Professor Ursula Martin CBE announced as RSE Fellow

20th February 2017


Professor Ursula Martin CBE, Senior Research Fellow in Computer Science at Wadham College, has been elected a Fellow of the Royal Society of Edinburgh (RSE).

  • Ursula Martin

The RSE prides itself on the breadth of disciplines represented by its Fellowship, and she joins a select group of outstanding academics and celebrated professionals.  This range of expertise enables the Society to take part in a host of activities, such as providing independent and expert advice to Government and Parliament, supporting aspiring entrepreneurs through mentorship, facilitating education programmes for young people and engaging the general public through educational events.

New Fellows are elected each year through a rigorous five-stage nomination process. President of the Royal Society of Edinburgh, Professor Dame Jocelyn Bell Burnell, of Oxford’s Department of Physics, commented, “Each newly elected Fellow has been nominated on their exceptional and extensive achievements; it is a great honour to welcome such outstanding individuals to the Fellowship. In joining the RSE Fellowship, they will strengthen the Society’s capacity to advance excellence across all areas of public life, in Scotland and further afield."

Ursula Martin holds an EPSRC Fellowship in the Department of Computer Science and the Mathematics Institute.

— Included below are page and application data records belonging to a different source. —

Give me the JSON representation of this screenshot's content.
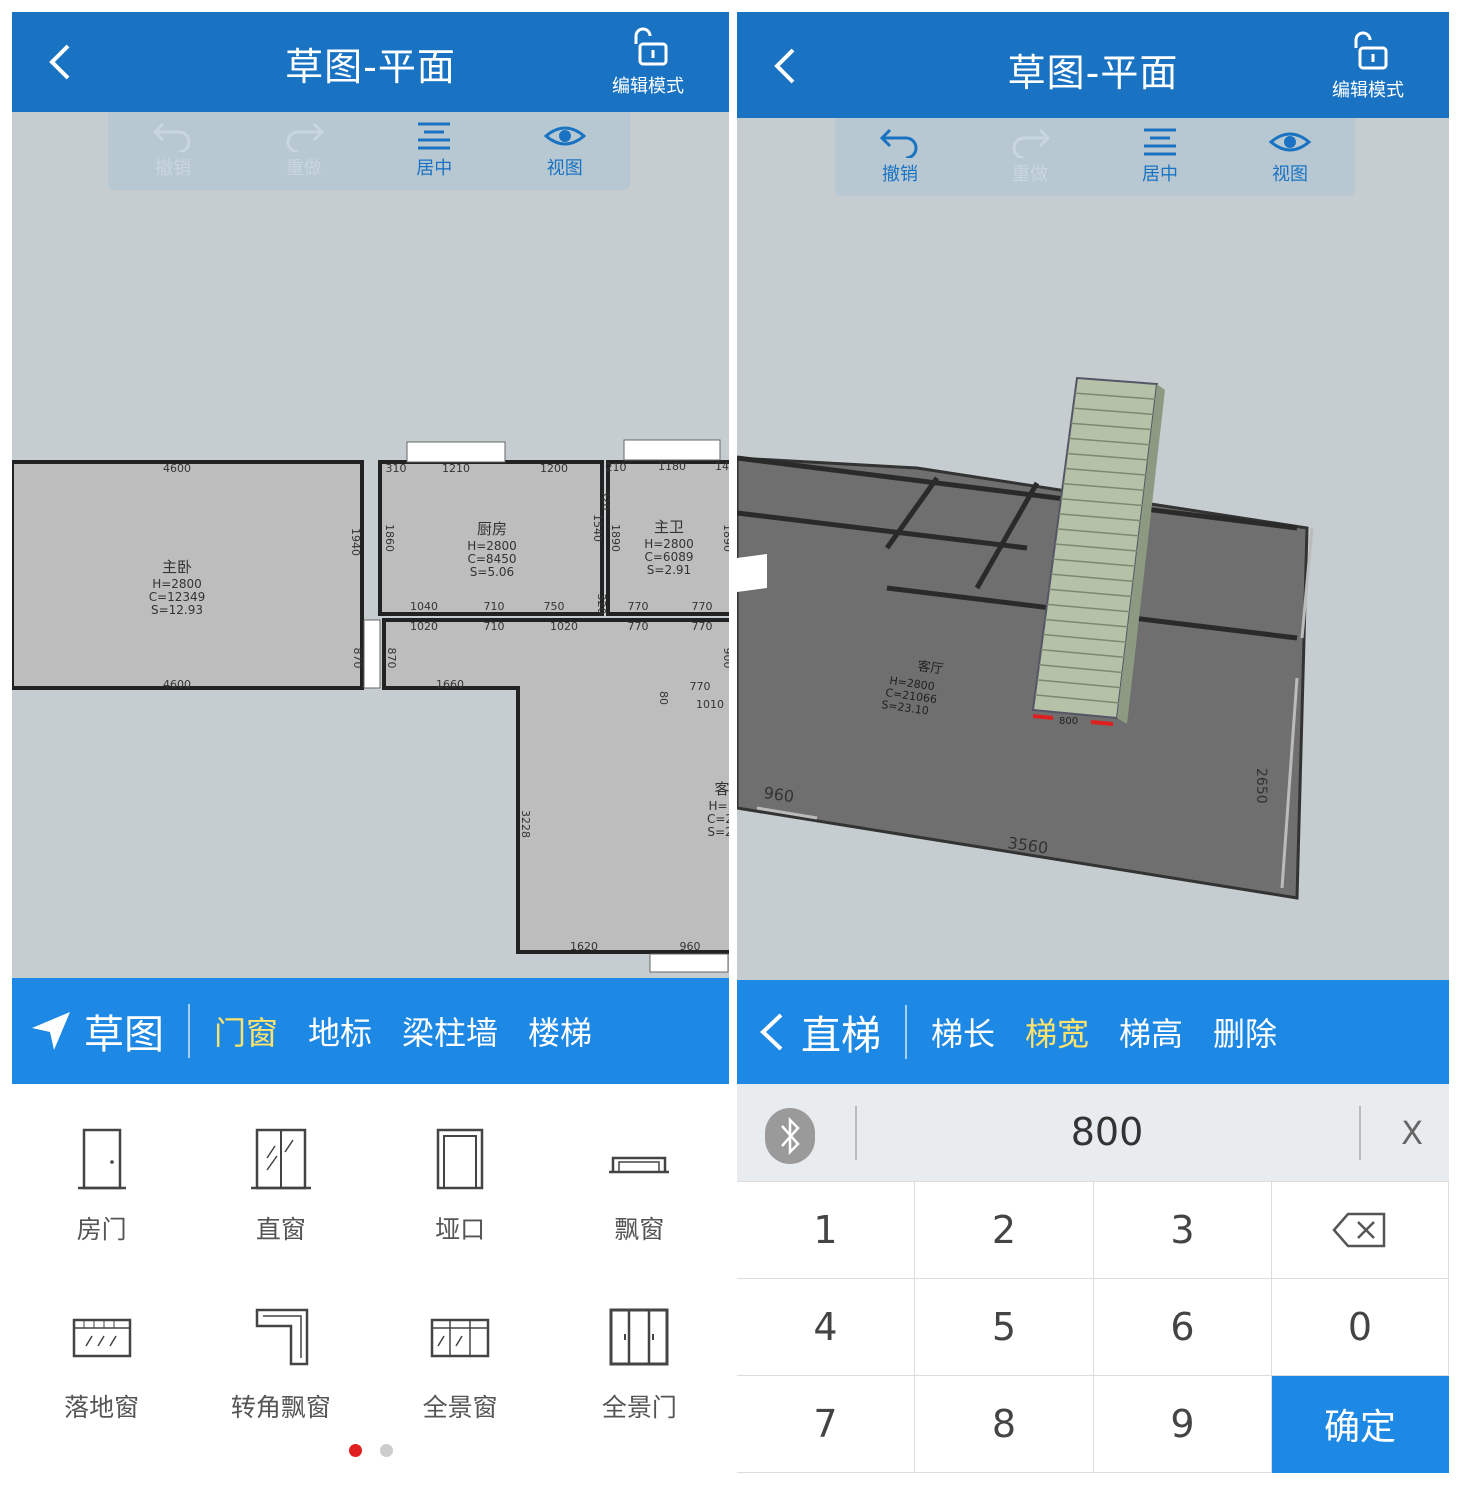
{
  "left": {
    "title": "草图-平面",
    "lock_label": "编辑模式",
    "toolbar": [
      {
        "label": "撤销",
        "icon": "undo-icon",
        "state": "disabled"
      },
      {
        "label": "重做",
        "icon": "redo-icon",
        "state": "disabled"
      },
      {
        "label": "居中",
        "icon": "center-icon",
        "state": "active"
      },
      {
        "label": "视图",
        "icon": "eye-icon",
        "state": "active"
      }
    ],
    "plan": {
      "rooms": [
        {
          "name": "主卧",
          "h": "H=2800",
          "c": "C=12349",
          "s": "S=12.93"
        },
        {
          "name": "厨房",
          "h": "H=2800",
          "c": "C=8450",
          "s": "S=5.06"
        },
        {
          "name": "主卫",
          "h": "H=2800",
          "c": "C=6089",
          "s": "S=2.91"
        },
        {
          "name": "客",
          "h": "H=:",
          "c": "C=2",
          "s": "S=2"
        }
      ],
      "dims": [
        "4600",
        "310",
        "1210",
        "1200",
        "210",
        "1180",
        "14",
        "1940",
        "1860",
        "1540",
        "1890",
        "1890",
        "1040",
        "710",
        "750",
        "320",
        "770",
        "770",
        "1020",
        "710",
        "1020",
        "770",
        "770",
        "870",
        "870",
        "900",
        "4600",
        "1660",
        "80",
        "770",
        "1010",
        "3228",
        "1620",
        "960",
        "320"
      ]
    },
    "tabbar": {
      "main": "草图",
      "tabs": [
        "门窗",
        "地标",
        "梁柱墙",
        "楼梯"
      ],
      "selected": 0
    },
    "items": [
      {
        "label": "房门",
        "icon": "door-icon"
      },
      {
        "label": "直窗",
        "icon": "window-icon"
      },
      {
        "label": "垭口",
        "icon": "opening-icon"
      },
      {
        "label": "飘窗",
        "icon": "bay-window-icon"
      },
      {
        "label": "落地窗",
        "icon": "french-window-icon"
      },
      {
        "label": "转角飘窗",
        "icon": "corner-bay-window-icon"
      },
      {
        "label": "全景窗",
        "icon": "panoramic-window-icon"
      },
      {
        "label": "全景门",
        "icon": "panoramic-door-icon"
      }
    ],
    "page_dots": {
      "count": 2,
      "active": 0
    }
  },
  "right": {
    "title": "草图-平面",
    "lock_label": "编辑模式",
    "toolbar": [
      {
        "label": "撤销",
        "icon": "undo-icon",
        "state": "active"
      },
      {
        "label": "重做",
        "icon": "redo-icon",
        "state": "disabled"
      },
      {
        "label": "居中",
        "icon": "center-icon",
        "state": "active"
      },
      {
        "label": "视图",
        "icon": "eye-icon",
        "state": "active"
      }
    ],
    "scene": {
      "stair_width_label": "800",
      "dims": [
        "960",
        "3560",
        "2650"
      ],
      "room_label": {
        "name": "客厅",
        "h": "H=2800",
        "c": "C=21066",
        "s": "S=23.10"
      }
    },
    "tabbar": {
      "main": "直梯",
      "tabs": [
        "梯长",
        "梯宽",
        "梯高",
        "删除"
      ],
      "selected": 1
    },
    "input": {
      "value": "800",
      "clear": "X"
    },
    "keys": [
      "1",
      "2",
      "3",
      "⌫",
      "4",
      "5",
      "6",
      "0",
      "7",
      "8",
      "9",
      "确定"
    ]
  },
  "colors": {
    "header": "#1a73c2",
    "tabbar": "#1e88e5",
    "selected_tab": "#ffe36a",
    "canvas": "#c5cdd0"
  }
}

She joined Oxford in 2014 from Queen Mary University of London, where she served as Vice-Principal, having worked previously at the University of St Andrews as their first female professor in any discipline.  Her research in algebra, logic and computer science, in particular the deployment of novel logic software in defence applications, has led to many grants and industry collaborations.  Current research includes the empirical study of the practice of mathematics long term collaboration with Univerities of Edinburgh and Dundee), mathematics policy and the impact of mathematics, and the history of mathematics and computer science, in particular pioneering work on the mathematics of Ada Lovelace.

Her recent work with professional research evaluator Laura Meagher looks at the processes by which very abstract and rarefied mathematics leads to very concrete and significant outcomes.  Mathematics’ impact in every walk of life is astounding. Deloitte estimate that 10% of all UK jobs and 16% of total UK GDP is a direct result of mathematics. The key is human interaction, long term relationships and close working with other disciplines and end users.  

They point to the many varieties of impact, both the deep conceptual work that can reshape a whole field, and the detailed deployment of that work in a specific problem domain, both mathematical and beyond.  

Their work reinforces the crucial role of universities in developing a culture supportive of impact generation which reinforces the distinctive but all-pervasive nature of mathematics, a discipline that is underpinning and influencing so many of the scientific, technological and social questions we are asking of our world.  And they draw attention to the importance of telling the stories of impact in new ways so as to open up the richness and power of mathematics in new domains.